Write out the records once more, exactly as given.

━━━ Task material ━━━

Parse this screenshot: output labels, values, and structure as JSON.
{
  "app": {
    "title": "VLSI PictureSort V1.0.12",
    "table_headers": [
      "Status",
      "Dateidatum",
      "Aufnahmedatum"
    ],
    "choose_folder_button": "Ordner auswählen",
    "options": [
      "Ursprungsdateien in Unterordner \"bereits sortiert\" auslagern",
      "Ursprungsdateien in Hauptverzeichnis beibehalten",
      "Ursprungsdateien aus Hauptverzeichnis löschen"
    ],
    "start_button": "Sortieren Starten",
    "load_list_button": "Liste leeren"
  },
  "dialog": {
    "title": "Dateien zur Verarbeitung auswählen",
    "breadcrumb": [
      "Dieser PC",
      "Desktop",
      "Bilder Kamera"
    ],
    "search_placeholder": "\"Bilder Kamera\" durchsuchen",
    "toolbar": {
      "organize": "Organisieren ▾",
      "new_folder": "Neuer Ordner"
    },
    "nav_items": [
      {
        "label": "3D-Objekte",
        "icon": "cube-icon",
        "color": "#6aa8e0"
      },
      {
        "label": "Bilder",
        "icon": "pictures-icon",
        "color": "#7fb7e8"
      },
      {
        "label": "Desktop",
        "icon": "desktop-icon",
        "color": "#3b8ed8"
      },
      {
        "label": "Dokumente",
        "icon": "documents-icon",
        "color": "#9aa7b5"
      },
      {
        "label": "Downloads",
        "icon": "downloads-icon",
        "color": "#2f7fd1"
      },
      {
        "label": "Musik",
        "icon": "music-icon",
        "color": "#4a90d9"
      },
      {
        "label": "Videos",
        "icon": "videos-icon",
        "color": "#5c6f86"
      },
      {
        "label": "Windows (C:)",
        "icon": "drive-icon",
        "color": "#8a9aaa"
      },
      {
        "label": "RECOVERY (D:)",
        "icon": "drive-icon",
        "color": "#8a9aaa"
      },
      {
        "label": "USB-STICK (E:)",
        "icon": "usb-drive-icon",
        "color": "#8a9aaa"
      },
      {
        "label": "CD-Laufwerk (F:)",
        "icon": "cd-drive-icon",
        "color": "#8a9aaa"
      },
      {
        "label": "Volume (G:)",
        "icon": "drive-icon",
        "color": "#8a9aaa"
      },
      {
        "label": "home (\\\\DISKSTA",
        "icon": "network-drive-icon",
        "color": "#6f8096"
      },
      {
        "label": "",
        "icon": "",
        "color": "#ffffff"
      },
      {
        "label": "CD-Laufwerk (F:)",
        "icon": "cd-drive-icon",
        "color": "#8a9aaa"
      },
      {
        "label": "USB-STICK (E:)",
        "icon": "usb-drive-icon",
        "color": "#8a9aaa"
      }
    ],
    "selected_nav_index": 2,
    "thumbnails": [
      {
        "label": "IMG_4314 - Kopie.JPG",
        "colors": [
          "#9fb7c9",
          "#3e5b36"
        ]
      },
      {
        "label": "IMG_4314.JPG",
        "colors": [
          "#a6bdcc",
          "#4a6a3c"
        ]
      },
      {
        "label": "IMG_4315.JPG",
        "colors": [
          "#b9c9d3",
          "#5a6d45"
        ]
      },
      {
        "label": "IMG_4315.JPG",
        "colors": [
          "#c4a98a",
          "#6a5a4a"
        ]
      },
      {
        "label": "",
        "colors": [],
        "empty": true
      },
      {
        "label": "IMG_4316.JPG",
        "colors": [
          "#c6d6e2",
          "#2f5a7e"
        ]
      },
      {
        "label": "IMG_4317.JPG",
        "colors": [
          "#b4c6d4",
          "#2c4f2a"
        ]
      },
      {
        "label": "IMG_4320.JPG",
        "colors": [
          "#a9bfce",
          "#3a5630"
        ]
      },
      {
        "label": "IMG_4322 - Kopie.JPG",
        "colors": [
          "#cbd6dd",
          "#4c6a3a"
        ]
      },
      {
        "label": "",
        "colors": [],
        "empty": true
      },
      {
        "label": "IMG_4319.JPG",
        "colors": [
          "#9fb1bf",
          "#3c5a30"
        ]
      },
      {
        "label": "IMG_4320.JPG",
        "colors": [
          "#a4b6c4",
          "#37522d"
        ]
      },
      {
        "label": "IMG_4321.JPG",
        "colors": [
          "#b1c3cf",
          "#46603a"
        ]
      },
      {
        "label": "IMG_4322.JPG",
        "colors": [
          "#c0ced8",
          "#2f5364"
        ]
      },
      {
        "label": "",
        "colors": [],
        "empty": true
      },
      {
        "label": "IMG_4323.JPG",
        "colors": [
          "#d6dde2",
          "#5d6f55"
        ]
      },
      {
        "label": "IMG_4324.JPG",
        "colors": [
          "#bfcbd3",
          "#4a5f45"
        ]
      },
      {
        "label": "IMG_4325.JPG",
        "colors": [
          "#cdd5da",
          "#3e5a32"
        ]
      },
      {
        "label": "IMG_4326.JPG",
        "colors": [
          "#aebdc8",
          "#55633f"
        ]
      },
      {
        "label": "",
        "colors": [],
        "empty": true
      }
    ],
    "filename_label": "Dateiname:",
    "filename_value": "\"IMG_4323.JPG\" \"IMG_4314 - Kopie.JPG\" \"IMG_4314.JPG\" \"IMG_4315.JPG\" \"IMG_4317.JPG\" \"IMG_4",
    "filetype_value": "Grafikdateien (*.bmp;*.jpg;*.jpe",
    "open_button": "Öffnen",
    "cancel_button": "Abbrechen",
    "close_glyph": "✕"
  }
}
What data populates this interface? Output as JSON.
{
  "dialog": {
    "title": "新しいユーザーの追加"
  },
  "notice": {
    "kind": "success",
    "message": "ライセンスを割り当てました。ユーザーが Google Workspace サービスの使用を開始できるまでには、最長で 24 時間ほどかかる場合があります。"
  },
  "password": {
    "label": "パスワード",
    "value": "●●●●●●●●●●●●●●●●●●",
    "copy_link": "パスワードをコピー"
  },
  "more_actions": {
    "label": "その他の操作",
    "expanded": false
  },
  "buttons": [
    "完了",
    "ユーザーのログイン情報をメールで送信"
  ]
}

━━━

## Response
Parse this screenshot: output labels, values, and structure as JSON.
{
  "app": {
    "title": "VLSI PictureSort V1.0.12",
    "table_headers": [
      "Status",
      "Dateidatum",
      "Aufnahmedatum"
    ],
    "choose_folder_button": "Ordner auswählen",
    "options": [
      "Ursprungsdateien in Unterordner \"bereits sortiert\" auslagern",
      "Ursprungsdateien in Hauptverzeichnis beibehalten",
      "Ursprungsdateien aus Hauptverzeichnis löschen"
    ],
    "start_button": "Sortieren Starten",
    "load_list_button": "Liste leeren"
  },
  "dialog": {
    "title": "Dateien zur Verarbeitung auswählen",
    "breadcrumb": [
      "Dieser PC",
      "Desktop",
      "Bilder Kamera"
    ],
    "search_placeholder": "\"Bilder Kamera\" durchsuchen",
    "toolbar": {
      "organize": "Organisieren ▾",
      "new_folder": "Neuer Ordner"
    },
    "nav_items": [
      {
        "label": "3D-Objekte",
        "icon": "cube-icon",
        "color": "#6aa8e0"
      },
      {
        "label": "Bilder",
        "icon": "pictures-icon",
        "color": "#7fb7e8"
      },
      {
        "label": "Desktop",
        "icon": "desktop-icon",
        "color": "#3b8ed8"
      },
      {
        "label": "Dokumente",
        "icon": "documents-icon",
        "color": "#9aa7b5"
      },
      {
        "label": "Downloads",
        "icon": "downloads-icon",
        "color": "#2f7fd1"
      },
      {
        "label": "Musik",
        "icon": "music-icon",
        "color": "#4a90d9"
      },
      {
        "label": "Videos",
        "icon": "videos-icon",
        "color": "#5c6f86"
      },
      {
        "label": "Windows (C:)",
        "icon": "drive-icon",
        "color": "#8a9aaa"
      },
      {
        "label": "RECOVERY (D:)",
        "icon": "drive-icon",
        "color": "#8a9aaa"
      },
      {
        "label": "USB-STICK (E:)",
        "icon": "usb-drive-icon",
        "color": "#8a9aaa"
      },
      {
        "label": "CD-Laufwerk (F:)",
        "icon": "cd-drive-icon",
        "color": "#8a9aaa"
      },
      {
        "label": "Volume (G:)",
        "icon": "drive-icon",
        "color": "#8a9aaa"
      },
      {
        "label": "home (\\\\DISKSTA",
        "icon": "network-drive-icon",
        "color": "#6f8096"
      },
      {
        "label": "",
        "icon": "",
        "color": "#ffffff"
      },
      {
        "label": "CD-Laufwerk (F:)",
        "icon": "cd-drive-icon",
        "color": "#8a9aaa"
      },
      {
        "label": "USB-STICK (E:)",
        "icon": "usb-drive-icon",
        "color": "#8a9aaa"
      }
    ],
    "selected_nav_index": 2,
    "thumbnails": [
      {
        "label": "IMG_4314 - Kopie.JPG",
        "colors": [
          "#9fb7c9",
          "#3e5b36"
        ]
      },
      {
        "label": "IMG_4314.JPG",
        "colors": [
          "#a6bdcc",
          "#4a6a3c"
        ]
      },
      {
        "label": "IMG_4315.JPG",
        "colors": [
          "#b9c9d3",
          "#5a6d45"
        ]
      },
      {
        "label": "IMG_4315.JPG",
        "colors": [
          "#c4a98a",
          "#6a5a4a"
        ]
      },
      {
        "label": "",
        "colors": [],
        "empty": true
      },
      {
        "label": "IMG_4316.JPG",
        "colors": [
          "#c6d6e2",
          "#2f5a7e"
        ]
      },
      {
        "label": "IMG_4317.JPG",
        "colors": [
          "#b4c6d4",
          "#2c4f2a"
        ]
      },
      {
        "label": "IMG_4320.JPG",
        "colors": [
          "#a9bfce",
          "#3a5630"
        ]
      },
      {
        "label": "IMG_4322 - Kopie.JPG",
        "colors": [
          "#cbd6dd",
          "#4c6a3a"
        ]
      },
      {
        "label": "",
        "colors": [],
        "empty": true
      },
      {
        "label": "IMG_4319.JPG",
        "colors": [
          "#9fb1bf",
          "#3c5a30"
        ]
      },
      {
        "label": "IMG_4320.JPG",
        "colors": [
          "#a4b6c4",
          "#37522d"
        ]
      },
      {
        "label": "IMG_4321.JPG",
        "colors": [
          "#b1c3cf",
          "#46603a"
        ]
      },
      {
        "label": "IMG_4322.JPG",
        "colors": [
          "#c0ced8",
          "#2f5364"
        ]
      },
      {
        "label": "",
        "colors": [],
        "empty": true
      },
      {
        "label": "IMG_4323.JPG",
        "colors": [
          "#d6dde2",
          "#5d6f55"
        ]
      },
      {
        "label": "IMG_4324.JPG",
        "colors": [
          "#bfcbd3",
          "#4a5f45"
        ]
      },
      {
        "label": "IMG_4325.JPG",
        "colors": [
          "#cdd5da",
          "#3e5a32"
        ]
      },
      {
        "label": "IMG_4326.JPG",
        "colors": [
          "#aebdc8",
          "#55633f"
        ]
      },
      {
        "label": "",
        "colors": [],
        "empty": true
      }
    ],
    "filename_label": "Dateiname:",
    "filename_value": "\"IMG_4323.JPG\" \"IMG_4314 - Kopie.JPG\" \"IMG_4314.JPG\" \"IMG_4315.JPG\" \"IMG_4317.JPG\" \"IMG_4",
    "filetype_value": "Grafikdateien (*.bmp;*.jpg;*.jpe",
    "open_button": "Öffnen",
    "cancel_button": "Abbrechen",
    "close_glyph": "✕"
  }
}
What data populates this interface? Output as JSON.
{
  "dialog": {
    "title": "新しいユーザーの追加"
  },
  "notice": {
    "kind": "success",
    "message": "ライセンスを割り当てました。ユーザーが Google Workspace サービスの使用を開始できるまでには、最長で 24 時間ほどかかる場合があります。"
  },
  "password": {
    "label": "パスワード",
    "value": "●●●●●●●●●●●●●●●●●●",
    "copy_link": "パスワードをコピー"
  },
  "more_actions": {
    "label": "その他の操作",
    "expanded": false
  },
  "buttons": [
    "完了",
    "ユーザーのログイン情報をメールで送信"
  ]
}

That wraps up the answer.